Indigenous Communities

and the Environment

djelk IPA

Djelk Indigenous Protected Area

Map showing the location of Djelk IPAArnhem Coast, Northern Territory | Declared in September 2009

The Djelk Indigenous Protected Area covers more than 673,200 hectares of land and sea country, from the central Arnhem Land plateau to the Arafuran Sea.

The area straddles coastal and sub-coastal landscapes from islands to estuaries, rivers and international renowned wetlands, monsoon rainforests to tropical savannas.

Photos: courtesy of the Djelk Indigenous Protected Area. (Top left) rangers clean up marine debris. (Right) rock art. (Bottom) aerial photo over Djelk coastal wetlands.

Photos: courtesy of the Djelk Indigenous Protected Area. (Top left) rangers clean up marine debris. (Right) rock art. (Bottom) aerial photo over Djelk coastal wetlands.

The traditional owners also manage a much wider area of sea country in the Arafuran Sea and are working to expand the Indigenous Protected Area to another 200,000 hectares.
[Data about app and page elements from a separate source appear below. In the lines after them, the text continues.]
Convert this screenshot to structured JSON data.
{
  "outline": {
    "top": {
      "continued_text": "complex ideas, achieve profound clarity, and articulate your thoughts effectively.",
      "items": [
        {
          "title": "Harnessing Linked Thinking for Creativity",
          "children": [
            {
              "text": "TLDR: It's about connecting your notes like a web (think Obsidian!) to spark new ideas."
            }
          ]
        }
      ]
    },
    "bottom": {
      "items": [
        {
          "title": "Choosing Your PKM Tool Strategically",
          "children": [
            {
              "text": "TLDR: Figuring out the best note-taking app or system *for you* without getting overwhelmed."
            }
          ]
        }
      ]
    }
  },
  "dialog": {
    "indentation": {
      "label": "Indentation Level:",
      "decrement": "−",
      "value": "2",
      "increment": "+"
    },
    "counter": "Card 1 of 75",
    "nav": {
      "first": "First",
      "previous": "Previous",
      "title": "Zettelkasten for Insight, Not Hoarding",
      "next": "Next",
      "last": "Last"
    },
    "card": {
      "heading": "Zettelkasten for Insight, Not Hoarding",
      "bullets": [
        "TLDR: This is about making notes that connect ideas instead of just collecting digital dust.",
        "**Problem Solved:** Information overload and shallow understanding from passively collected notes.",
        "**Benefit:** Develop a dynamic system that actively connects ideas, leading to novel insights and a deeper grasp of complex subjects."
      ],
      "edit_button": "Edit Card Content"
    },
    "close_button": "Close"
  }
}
In addition to these intact and biodiversity rich landscapes, the area encompasses the countries of 102 clans representing at least 12 language groups, making the Indigenous Protected Area the heart of a region rich in cultural heritage.

Marine turtles breed on Djelk's coastline and islands, seasonal floodplains provide a home to Arafuran file snakes and saltwater crocodiles, while the mangroves support species including the water mouse and mangrove monitor.
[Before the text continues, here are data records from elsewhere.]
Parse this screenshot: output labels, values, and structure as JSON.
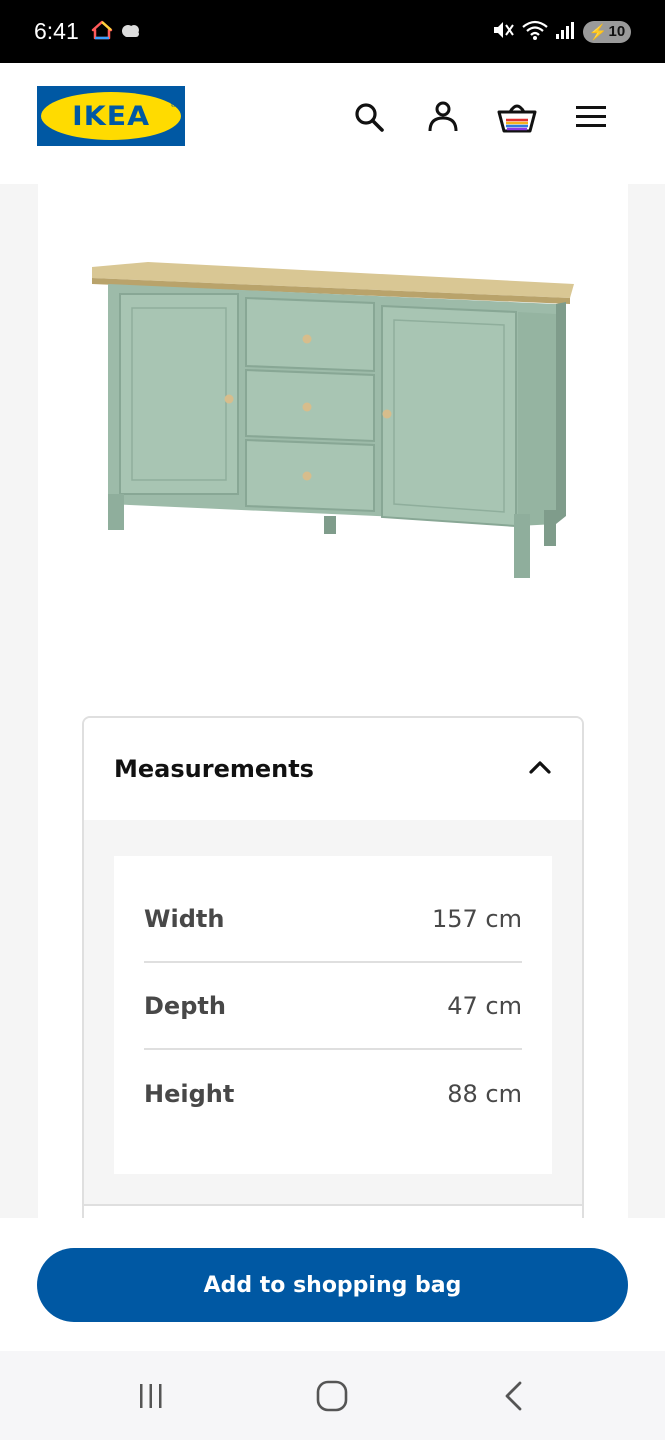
{
  "status_bar": {
    "time": "6:41",
    "battery": "10",
    "icons": [
      "home-icon",
      "cloud-icon",
      "mute-icon",
      "wifi-icon",
      "signal-icon",
      "battery-icon"
    ]
  },
  "header": {
    "logo_text": "IKEA",
    "icons": [
      "search-icon",
      "account-icon",
      "shopping-bag-icon",
      "menu-icon"
    ]
  },
  "product": {
    "image": "sideboard-image"
  },
  "measurements": {
    "title": "Measurements",
    "rows": [
      {
        "label": "Width",
        "value": "157 cm"
      },
      {
        "label": "Depth",
        "value": "47 cm"
      },
      {
        "label": "Height",
        "value": "88 cm"
      }
    ]
  },
  "cta": {
    "label": "Add to shopping bag"
  },
  "nav": {
    "icons": [
      "recent-apps-icon",
      "home-button-icon",
      "back-icon"
    ]
  },
  "colors": {
    "brand_blue": "#0058a3",
    "brand_yellow": "#ffdb00"
  }
}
The tropical savannah woodlands provide a home to the Australian bustard, frillneck lizard and the yellow spotted goanna, threatened as a result of the spread of cane toads.
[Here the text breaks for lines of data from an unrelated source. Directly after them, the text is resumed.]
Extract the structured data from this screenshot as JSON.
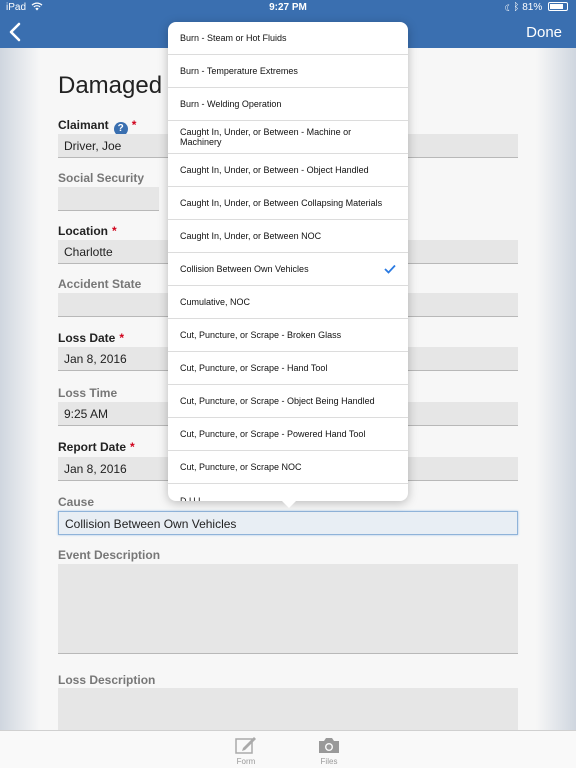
{
  "status_bar": {
    "device": "iPad",
    "time": "9:27 PM",
    "battery": "81%",
    "battery_level": 0.81
  },
  "nav": {
    "done_label": "Done"
  },
  "form": {
    "title": "Damaged C",
    "claimant": {
      "label": "Claimant",
      "value": "Driver, Joe"
    },
    "social_security": {
      "label": "Social Security",
      "value": ""
    },
    "location": {
      "label": "Location",
      "value": "Charlotte"
    },
    "accident_state": {
      "label": "Accident State",
      "value": ""
    },
    "loss_date": {
      "label": "Loss Date",
      "value": "Jan 8, 2016"
    },
    "loss_time": {
      "label": "Loss Time",
      "value": "9:25 AM"
    },
    "report_date": {
      "label": "Report Date",
      "value": "Jan 8, 2016"
    },
    "cause": {
      "label": "Cause",
      "value": "Collision Between Own Vehicles"
    },
    "event_description": {
      "label": "Event Description",
      "value": ""
    },
    "loss_description": {
      "label": "Loss Description",
      "value": ""
    }
  },
  "cause_options": [
    "Burn - Steam or Hot Fluids",
    "Burn - Temperature Extremes",
    "Burn - Welding Operation",
    "Caught In, Under, or Between - Machine or Machinery",
    "Caught In, Under, or Between - Object Handled",
    "Caught In, Under, or Between Collapsing Materials",
    "Caught In, Under, or Between NOC",
    "Collision Between Own Vehicles",
    "Cumulative, NOC",
    "Cut, Puncture, or Scrape - Broken Glass",
    "Cut, Puncture, or Scrape - Hand Tool",
    "Cut, Puncture, or Scrape - Object Being Handled",
    "Cut, Puncture, or Scrape - Powered Hand Tool",
    "Cut, Puncture, or Scrape NOC",
    "D.U.I."
  ],
  "selected_cause_index": 7,
  "tabs": [
    {
      "label": "Form",
      "icon": "pencil-icon"
    },
    {
      "label": "Files",
      "icon": "camera-icon"
    }
  ],
  "colors": {
    "nav_bar": "#3a6fb0",
    "required": "#d0021b",
    "checkmark": "#2a7ae2"
  }
}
Djelk's sandstone plateaus are thought to contain the richest variety of reptiles in the world with 90 species recorded. A high number of endemic species means Djelk plays a crucial role conserving threatened animals like the Arnhem Land rock-rat, black wallaroo and whitethroated grasswren.

The traditional owners arrived at the decision to declare the Djelk Indigenous Protected Area after many years of consultation and negotiation.

The declaration is a formal commitment to manage their land and sea country according to international standards.

They will be building on work they have undertaken since 1991. For the past 18 years, the Djelk Rangers in association with the Bawinanga Aboriginal Corporation and the traditional Aboriginal owners have applied their traditional ecological and cultural knowledge to the task of managing the area.

Their projects include feral pig and buffalo control, weed eradication and traditional fire management.

The Djelk rangers have also become widely recognised for their computer-based monitoring work with other agencies. They monitor and report fishing vessels to Northern Territory Fisheries, undertake patrols for the Australian Customs Service and monitor turtle and dugong habitat.

They are also involved in a fee-for-service arrangement with the Australian Quarantine and Inspection Service, monitoring invertebrates and marine pests as well as monitoring and removing marine debris.

The Djelk rangers also support a junior ranger program operating out of Maningrida High School.

Today there are 23 male and eight female Djelk rangers working on country, supported by the Australian Government as part of Closing the Gap under the Working on Country program.

The Karrkad-Kanjdji Trust supports Warddeken & Djelk Indigenous Protected Areas to also provide funds to protect and manage the natural and cultural environments

Like all Australia's Indigenous Protected Areas, Djelk is part of the National Reserve System - our nation's most secure way of protecting native habitat for future generations.

Djelk is Australia's 33rd Indigenous Protected Area. Declared in September 2009, Djelk is managed under the International Union for Conservation of Nature (IUCN) Category VI, as a protected area with sustainable use of natural resources


Download the Djelk Indigenous Protected Area - fact sheet (PDF - 630KB)